More than what most marriages deal with in ten years ... or twenty... or even fifty.
It isn't a first marriage for either of us, and maybe because of that, or in spite of that, we are trying to make this one work ~ against the odds. We live in a society that makes it easy to throw away marriages, to walk away from relationships and people. I won't say that we didn't think about walking away from this one when things really got bad. I had copies of divorce papers ready to file ... but kept procrastinating getting them to the courthouse. His family kept encouraging me to file the papers ... as did mine. But we stuck it out ... fought it out at times ... and when it was all said and done we realized that we are together for the long haul. Our vows, said just to each other in front of a Texas Justice of the Peace with no family or friends to witness it, are vows we intend to keep. For better or worse. In health and in sickness. For richer or poorer. Vows which have been tested. Again and again.

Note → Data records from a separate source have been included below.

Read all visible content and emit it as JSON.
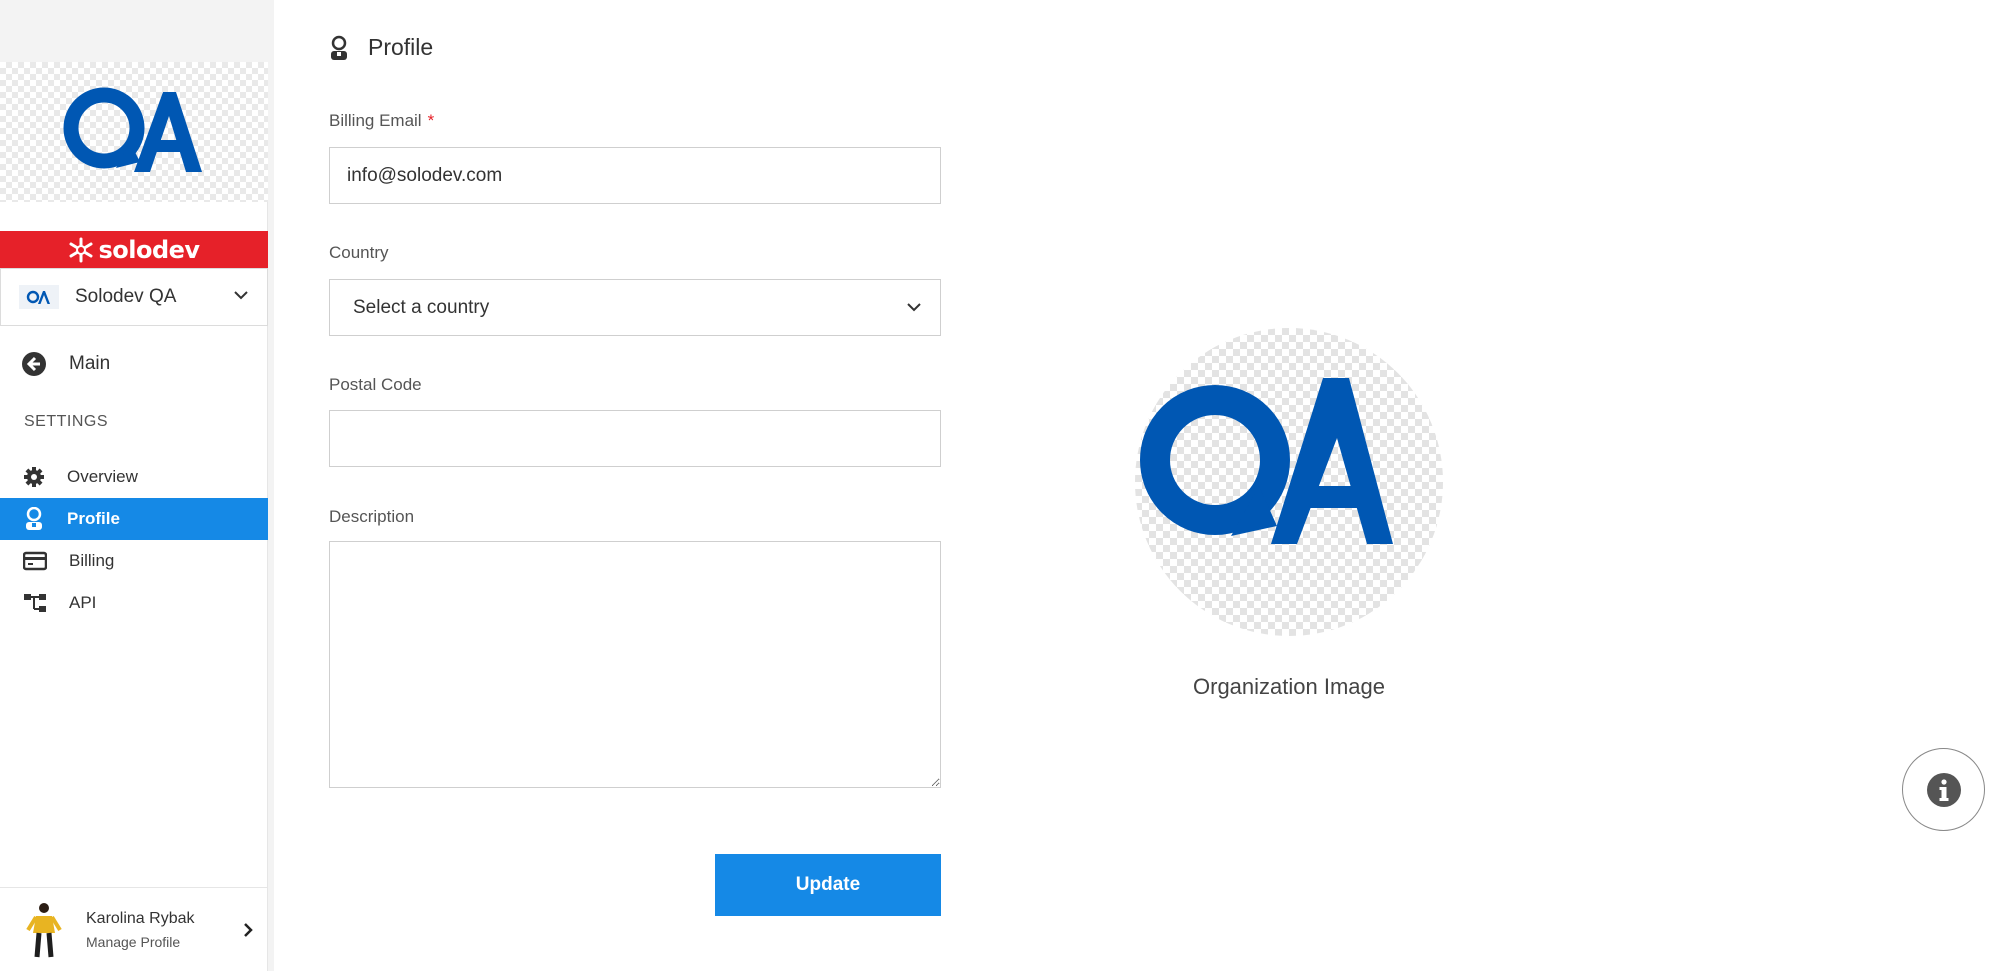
{
  "brand": {
    "name": "solodev",
    "color": "#e62129"
  },
  "org": {
    "logo_text": "QA",
    "selected": "Solodev QA",
    "logo_color": "#0057b3"
  },
  "sidebar": {
    "main_label": "Main",
    "settings_heading": "SETTINGS",
    "items": [
      {
        "label": "Overview",
        "icon": "gear-icon",
        "active": false
      },
      {
        "label": "Profile",
        "icon": "user-icon",
        "active": true
      },
      {
        "label": "Billing",
        "icon": "credit-card-icon",
        "active": false
      },
      {
        "label": "API",
        "icon": "sitemap-icon",
        "active": false
      }
    ],
    "active_color": "#1589e6"
  },
  "user": {
    "name": "Karolina Rybak",
    "subtitle": "Manage Profile"
  },
  "page": {
    "title": "Profile",
    "title_icon": "user-icon"
  },
  "form": {
    "billing_email": {
      "label": "Billing Email",
      "required": "*",
      "value": "info@solodev.com"
    },
    "country": {
      "label": "Country",
      "value": "Select a country"
    },
    "postal_code": {
      "label": "Postal Code",
      "value": ""
    },
    "description": {
      "label": "Description",
      "value": ""
    },
    "submit_label": "Update"
  },
  "organization_image": {
    "caption": "Organization Image"
  },
  "info_button": {
    "icon": "info-icon"
  }
}
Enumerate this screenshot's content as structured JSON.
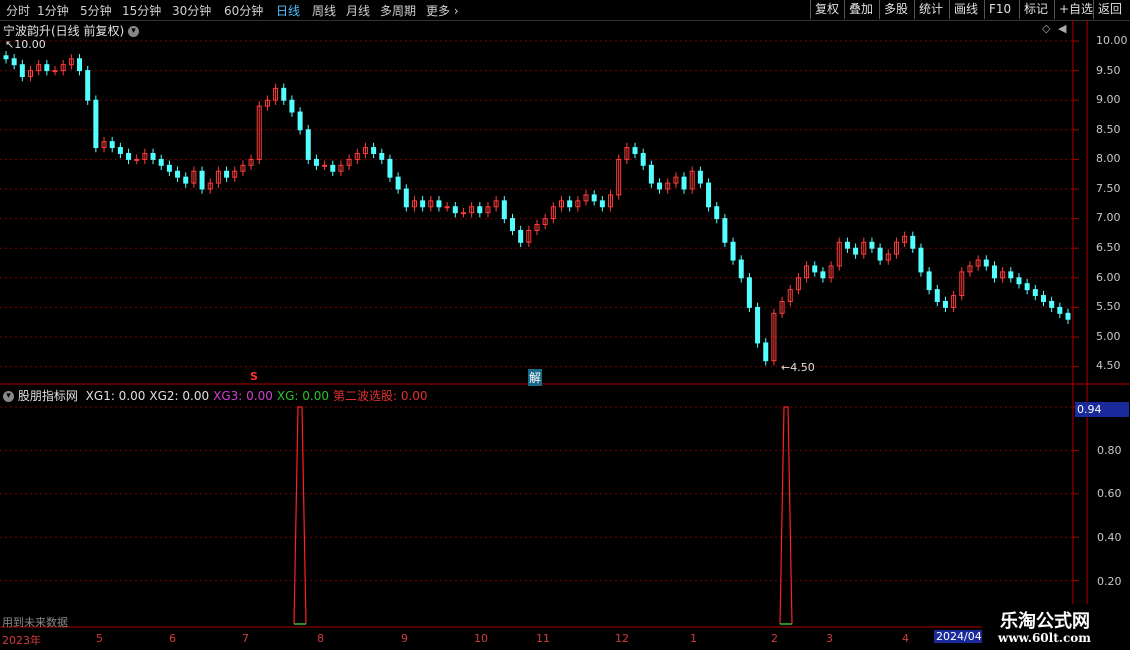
{
  "toolbar": {
    "timeframes": [
      "分时",
      "1分钟",
      "5分钟",
      "15分钟",
      "30分钟",
      "60分钟",
      "日线",
      "周线",
      "月线",
      "多周期"
    ],
    "active_timeframe": "日线",
    "more_label": "更多",
    "right_buttons": [
      "复权",
      "叠加",
      "多股",
      "统计",
      "画线",
      "F10",
      "标记",
      "+自选",
      "返回"
    ]
  },
  "main_panel": {
    "title": "宁波韵升(日线 前复权)",
    "y_labels": [
      "10.00",
      "9.50",
      "9.00",
      "8.50",
      "8.00",
      "7.50",
      "7.00",
      "6.50",
      "6.00",
      "5.50",
      "5.00",
      "4.50"
    ],
    "high_marker": "10.00",
    "low_marker": "4.50",
    "marker_s": "S",
    "marker_jie": "解"
  },
  "indicator_panel": {
    "name": "股朋指标网",
    "fields": [
      {
        "label": "XG1:",
        "value": "0.00",
        "color": "#e0e0e0"
      },
      {
        "label": "XG2:",
        "value": "0.00",
        "color": "#e0e0e0"
      },
      {
        "label": "XG3:",
        "value": "0.00",
        "color": "#d040d0"
      },
      {
        "label": "XG:",
        "value": "0.00",
        "color": "#30c030"
      },
      {
        "label": "第二波选股:",
        "value": "0.00",
        "color": "#e03030"
      }
    ],
    "y_labels": [
      "0.80",
      "0.60",
      "0.40",
      "0.20"
    ],
    "current_value": "0.94",
    "footer_note": "用到未来数据"
  },
  "x_axis": {
    "labels": [
      "2023年",
      "5",
      "6",
      "7",
      "8",
      "9",
      "10",
      "11",
      "12",
      "1",
      "2",
      "3",
      "4"
    ],
    "current_date": "2024/04"
  },
  "watermark": {
    "line1": "乐淘公式网",
    "line2": "www.60lt.com"
  },
  "colors": {
    "up": "#ff3c3c",
    "down": "#54ffff",
    "grid": "#7a0000",
    "spike": "#ff2020"
  },
  "chart_data": {
    "type": "candlestick",
    "title": "宁波韵升(日线 前复权)",
    "ylim": [
      4.3,
      10.2
    ],
    "high": 10.0,
    "low": 4.5,
    "close_path": [
      9.7,
      9.6,
      9.4,
      9.5,
      9.6,
      9.5,
      9.5,
      9.6,
      9.7,
      9.5,
      9.0,
      8.2,
      8.3,
      8.2,
      8.1,
      8.0,
      8.0,
      8.1,
      8.0,
      7.9,
      7.8,
      7.7,
      7.6,
      7.8,
      7.5,
      7.6,
      7.8,
      7.7,
      7.8,
      7.9,
      8.0,
      8.9,
      9.0,
      9.2,
      9.0,
      8.8,
      8.5,
      8.0,
      7.9,
      7.9,
      7.8,
      7.9,
      8.0,
      8.1,
      8.2,
      8.1,
      8.0,
      7.7,
      7.5,
      7.2,
      7.3,
      7.2,
      7.3,
      7.2,
      7.2,
      7.1,
      7.1,
      7.2,
      7.1,
      7.2,
      7.3,
      7.0,
      6.8,
      6.6,
      6.8,
      6.9,
      7.0,
      7.2,
      7.3,
      7.2,
      7.3,
      7.4,
      7.3,
      7.2,
      7.4,
      8.0,
      8.2,
      8.1,
      7.9,
      7.6,
      7.5,
      7.6,
      7.7,
      7.5,
      7.8,
      7.6,
      7.2,
      7.0,
      6.6,
      6.3,
      6.0,
      5.5,
      4.9,
      4.6,
      5.4,
      5.6,
      5.8,
      6.0,
      6.2,
      6.1,
      6.0,
      6.2,
      6.6,
      6.5,
      6.4,
      6.6,
      6.5,
      6.3,
      6.4,
      6.6,
      6.7,
      6.5,
      6.1,
      5.8,
      5.6,
      5.5,
      5.7,
      6.1,
      6.2,
      6.3,
      6.2,
      6.0,
      6.1,
      6.0,
      5.9,
      5.8,
      5.7,
      5.6,
      5.5,
      5.4,
      5.3
    ],
    "indicator_spikes": [
      {
        "after_x_label": "7",
        "value": 1.0
      },
      {
        "after_x_label": "2",
        "value": 1.0
      }
    ]
  }
}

God brought us together in spite of ourselves, and He has kept us together in spite of the world.
Because of things that happened in 2012, my husband and I have been separated geographically for almost a year now. We both made mistakes. Neither of us are perfect. For a time, it was almost too much for me to deal with. Our families live out of state, and were getting bits and pieces of information about what was going on from what we would share, and what was being embellished and exaggerated upon as news traveled the family grapevines. They've all jumped to conclusions, made assumptions, judged and condemned ... both of us. We are alone in our struggles ... except that we both know that God is always with us and will never forsake us.
None of our family or friends know everything we have been through in the past three years. A move across country, job stress, unemployment, health issues, cancer, the death of my uncle ~ my father's twin brother who stepped in as my "surrogate" father when mine died in 2007. The emotional impact that being away from my husband's children had on him. Loss of financial stability, the prospect of being homeless, loss of pets, separation ... things that neither of us handled very well. Everything has worked against us to bring us to our knees, to tear at us, and to try to drive us apart.
But God knows.
When we hit that wall going 1000 miles per hour, everything stopped for us. We were forced to face what we had, what we were about to lose, and what we wanted. We began to put our faith and God first in our marriage, and our lives. We cut ties with family and friends who never had anything positive to say about either of us. We stopped listening to what others think, and started listening to what God's word said and what each other said. We no longer react ... but instead we act with love. Kindness. Grace. Laughter.
Being apart forces us to communicate on a different level than what being face-to-face 24/7/365 can do. Questions asked in a letter may not be answered for days. A crisis today may be resolved in two days, but the letter telling about the resolution may not be received for eight days. We are learning to distinguish what is really important enough to be shared in a letter, and what is best saved for a face-to-face visit.
Even being together for what little time we can has become a lesson in grace and communication. We forgive more ... and faster. We laugh more. We talk more about dreams, goals, plans ... life.
I'm not saying that we won't face bumpy roads again in the future. That is just what life is at times. But I think that what these trials have done is put both of us together on solid ground. It has given us a foundation to stand on ... against whatever life throws at us again.
When we are together again ... in the same space and time ... we plan on renewing our vows. This time in a church, with God as our witness, and hopefully with family and friends who will bless us.
Until then ... we've been falling in love again ... and again ... and again.